The USGA is an organization that has a hard time getting it right.
Somehow it manages to survive.
The starched collars from Far Hills took endless heat two years ago thanks to the conditions at Chambers Bay.
Last year, Dustin Johnson was kind enough to save them from the ultimate disaster. His unwaivering cool and solid play overcame the stupidity of yet another rules situation and the old “was it or wasn’t it” a penalty scenario.
We are six days away from the first round at Erin Hills, another new course. It is only 11 years old, which makes it an infant in the world of major championships. So was Chambers Bay.
The USGA has had a long-standing mission of bringing value back to par in this oldest of American championships. It has also brought a lot of criticism over the years, if nothing else, for the reason that these world-class professionals hate like hell to get embarrassed.
The USGA has forever stated that this championship is designed to identify the best player. It is billed as a complete and total examination of one’s skill and metal fortitude.
That basically means it is damn hard.
Scott, like many of his fellow pros, believes that the USGA pushes the envelope as it strives to make the winning score at or around even par for 72 holes of play.
“Maybe it’s time to do away with the even-par target, just thinking about the bigger pictures of the game of golf,” Scott said last week at The Memorial tournament.
The good folks at the USGA will tell you that they don’t focus on par being the winning number but the stats over the past 10 years show that the average score of the champion is one-under par.
Exception to that number was 2011 at Congressional where rains softened the course, making it extraordinarily vulnerable to low score and Rory McIlroy went nuts, shooting 16-under par on his way to victory.
Another problem is that the U.S. Open is always the poster-child for slow play, very slow play and that may be the case again at Erin Hills. Although there are only eight trees on the golf course, there is an abundance of very high, basically waist-high fescue grasses that will gobble up off-line shots in a heartbeat. Hopefully they have about a thousand volunteers to look for those stray pellets.
The crowds will be huge. This is a really big-time event, first time ever in the state of Wisconsin, where folks are golf-crazy despite a shorter season.
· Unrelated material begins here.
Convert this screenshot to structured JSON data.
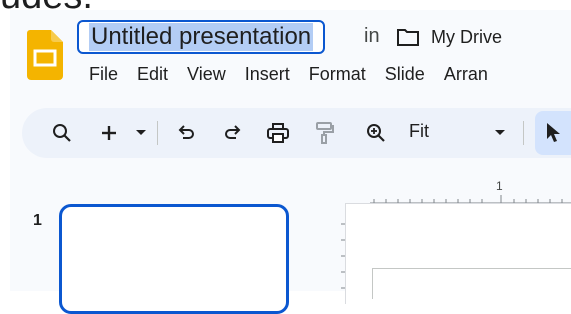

The tournament got a huge boost when Steve Stricker, the state’s favorite golfing son, won the Memphis Sectional and earned a spot in the field.
Then there’s the television broadcast. Fox Sports hasn’t distinguished itself by any means.
When you compare Fox to NBC and CBS, Fox is a 20-handicapper when it comes to golf broadcasts. But it was the USGA that sold out to the highest bidder, not the best broadcast team.
It will be interesting to see if the USGA pushes the envelope with course conditions.
The weather should cooperate. There’s only a 20 percent chance of any rain the first three rounds and a 40 percent chance of some rain Sunday morning.
The USGA needs for this one to go without any hitches, without any controversy.
Good luck with that.